Creativity, in all its beautiful forms, is still one of the most interesting things about being human. Its core is as unpredictable as a butterfly's flight. Sometimes it comes out in a flood, and sometimes it comes out drop by drop. This unpredictability is what makes it so magical, but it also makes it very hard, especially when it comes to managing time and figuring out how far random ideas can go.
The Time Management Dilemma: Many creative people get ideas when they least expect them, like in the middle of the night, while taking a shower, or on a boring drive. Even though these random bursts of creativity are exciting, they make it hard to stick to standard ways of managing time.
Inconsistent Productivity: Unlike structured tasks, where growth can be seen in the results, creative tasks can sometimes take a long time to show any results and then suddenly produce a lot.
How to Balance Creative Time with Other Duties: Creative people often have more than one job, like being a business, a teacher, a parent, or something else. It can be hard to find a balance between giving in to uncertain creative urges and taking care of other responsibilities.
Meeting goals: The stress of approaching deadlines can sometimes kill creativity instead of boosting it, especially if the "muse" is hard to find.
The Problems with Relying on Inspiration Alone:
Even though creativity can be hard to predict, relying only on random times of inspiration can be bad for a number of reasons:
Missed chances: If you wait for inspiration to hit, you might miss out on chances that require you to be proactive or keep working.
Inconsistent Growth: In artistic fields, regular practise and output are often needed for both personal and professional growth.
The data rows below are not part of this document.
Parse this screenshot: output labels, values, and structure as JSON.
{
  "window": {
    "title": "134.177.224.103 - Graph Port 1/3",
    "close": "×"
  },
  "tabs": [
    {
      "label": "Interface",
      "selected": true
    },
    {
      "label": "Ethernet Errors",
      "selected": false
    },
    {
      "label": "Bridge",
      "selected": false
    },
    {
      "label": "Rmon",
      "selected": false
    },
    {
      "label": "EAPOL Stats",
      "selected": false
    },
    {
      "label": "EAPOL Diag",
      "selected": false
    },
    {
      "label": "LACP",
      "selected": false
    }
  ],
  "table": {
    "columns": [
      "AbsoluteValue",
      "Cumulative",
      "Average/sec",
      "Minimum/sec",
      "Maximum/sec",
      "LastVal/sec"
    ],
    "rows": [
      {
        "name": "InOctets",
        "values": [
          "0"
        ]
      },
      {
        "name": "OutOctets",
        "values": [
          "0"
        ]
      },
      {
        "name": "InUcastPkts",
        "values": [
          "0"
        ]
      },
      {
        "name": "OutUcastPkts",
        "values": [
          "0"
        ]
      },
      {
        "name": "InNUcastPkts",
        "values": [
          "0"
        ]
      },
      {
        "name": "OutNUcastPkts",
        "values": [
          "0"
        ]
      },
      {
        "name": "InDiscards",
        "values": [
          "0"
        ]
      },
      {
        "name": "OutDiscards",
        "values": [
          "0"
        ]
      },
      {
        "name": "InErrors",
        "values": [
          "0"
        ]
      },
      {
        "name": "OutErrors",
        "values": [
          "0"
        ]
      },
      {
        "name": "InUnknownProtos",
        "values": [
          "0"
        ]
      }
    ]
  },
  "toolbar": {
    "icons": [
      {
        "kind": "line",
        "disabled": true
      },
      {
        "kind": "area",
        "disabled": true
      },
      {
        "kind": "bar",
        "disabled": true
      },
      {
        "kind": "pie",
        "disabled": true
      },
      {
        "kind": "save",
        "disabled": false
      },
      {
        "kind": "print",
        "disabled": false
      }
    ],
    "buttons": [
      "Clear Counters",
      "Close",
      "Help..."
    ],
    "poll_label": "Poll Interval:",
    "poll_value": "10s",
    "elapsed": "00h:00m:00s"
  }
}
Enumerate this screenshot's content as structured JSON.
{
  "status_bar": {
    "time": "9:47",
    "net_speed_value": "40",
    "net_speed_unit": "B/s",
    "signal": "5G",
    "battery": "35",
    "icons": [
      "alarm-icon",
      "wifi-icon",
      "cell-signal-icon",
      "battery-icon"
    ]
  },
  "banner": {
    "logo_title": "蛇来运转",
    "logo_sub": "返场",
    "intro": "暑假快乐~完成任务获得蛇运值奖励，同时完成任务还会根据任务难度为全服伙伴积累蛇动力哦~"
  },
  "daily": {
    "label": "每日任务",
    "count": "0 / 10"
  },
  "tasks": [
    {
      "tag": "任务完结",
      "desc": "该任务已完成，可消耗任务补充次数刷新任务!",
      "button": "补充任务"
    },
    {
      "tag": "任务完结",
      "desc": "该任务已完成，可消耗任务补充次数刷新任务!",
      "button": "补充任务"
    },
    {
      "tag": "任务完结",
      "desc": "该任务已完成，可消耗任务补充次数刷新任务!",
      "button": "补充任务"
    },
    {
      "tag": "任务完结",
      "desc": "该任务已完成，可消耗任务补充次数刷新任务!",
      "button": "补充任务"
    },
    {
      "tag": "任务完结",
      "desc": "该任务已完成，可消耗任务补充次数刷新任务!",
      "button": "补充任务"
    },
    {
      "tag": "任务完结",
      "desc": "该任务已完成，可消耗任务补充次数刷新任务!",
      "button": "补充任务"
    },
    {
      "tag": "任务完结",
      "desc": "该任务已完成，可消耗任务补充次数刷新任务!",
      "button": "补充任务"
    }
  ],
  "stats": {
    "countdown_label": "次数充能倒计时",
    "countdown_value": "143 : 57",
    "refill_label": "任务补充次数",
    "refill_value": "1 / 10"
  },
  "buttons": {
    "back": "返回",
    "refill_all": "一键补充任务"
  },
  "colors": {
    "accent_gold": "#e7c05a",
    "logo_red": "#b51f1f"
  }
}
If you only get ideas every now and then, this steady growth can be slowed down.
Pressure and Anxiety: Not knowing when the next wave of inspiration will hit can cause creative people to feel more pressure and anxiety, especially if their income depends on it.
Lack of Depth: Ideas that come to you on the spot can be great, but they may lack the depth and polish that come from going back to them, revising them, and working on them consistently.
In the end, innovation is both its charm and its challenge because it is hard to predict. It's important for creative people to honour and value those sudden bursts of inspiration, but it's just as important for them to find ways to deal with the problems this uncertainty brings. One can find a good balance in their creative journey by realising the limits of depending only on spontaneous inspiration and putting in place structures that support consistent creative practises.